Each line in the entries below that contains the word "data" counts once. Report how many there are and nothing more.

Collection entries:
◆ ◆ ◆ ◆

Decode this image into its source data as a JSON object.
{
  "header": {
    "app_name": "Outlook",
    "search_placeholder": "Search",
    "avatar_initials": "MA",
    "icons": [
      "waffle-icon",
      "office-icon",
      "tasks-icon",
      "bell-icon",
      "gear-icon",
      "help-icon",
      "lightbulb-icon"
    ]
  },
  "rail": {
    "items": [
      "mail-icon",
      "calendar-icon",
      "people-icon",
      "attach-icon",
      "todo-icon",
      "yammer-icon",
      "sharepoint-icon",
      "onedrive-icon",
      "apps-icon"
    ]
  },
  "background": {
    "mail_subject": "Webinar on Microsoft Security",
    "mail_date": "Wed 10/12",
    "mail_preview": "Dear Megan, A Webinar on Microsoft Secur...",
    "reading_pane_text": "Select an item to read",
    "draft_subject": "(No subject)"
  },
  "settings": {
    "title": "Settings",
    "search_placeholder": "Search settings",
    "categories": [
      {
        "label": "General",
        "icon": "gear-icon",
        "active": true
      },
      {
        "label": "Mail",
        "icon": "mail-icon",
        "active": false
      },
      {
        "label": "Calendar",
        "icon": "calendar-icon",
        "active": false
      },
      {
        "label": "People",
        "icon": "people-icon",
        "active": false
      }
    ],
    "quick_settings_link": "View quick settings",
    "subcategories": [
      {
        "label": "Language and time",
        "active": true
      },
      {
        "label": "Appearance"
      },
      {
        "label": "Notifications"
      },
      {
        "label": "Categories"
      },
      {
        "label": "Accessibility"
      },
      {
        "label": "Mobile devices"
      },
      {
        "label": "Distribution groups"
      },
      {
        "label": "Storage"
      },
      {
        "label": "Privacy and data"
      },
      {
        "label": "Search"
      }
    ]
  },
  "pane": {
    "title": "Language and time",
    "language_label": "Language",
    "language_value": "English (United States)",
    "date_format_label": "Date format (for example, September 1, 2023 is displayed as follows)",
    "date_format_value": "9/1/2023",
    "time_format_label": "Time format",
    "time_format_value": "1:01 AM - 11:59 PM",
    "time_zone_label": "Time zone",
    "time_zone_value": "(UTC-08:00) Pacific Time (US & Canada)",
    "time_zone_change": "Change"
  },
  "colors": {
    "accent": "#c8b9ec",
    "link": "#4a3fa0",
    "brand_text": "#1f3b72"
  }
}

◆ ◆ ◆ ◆

_YOUR RESPONSE_.
2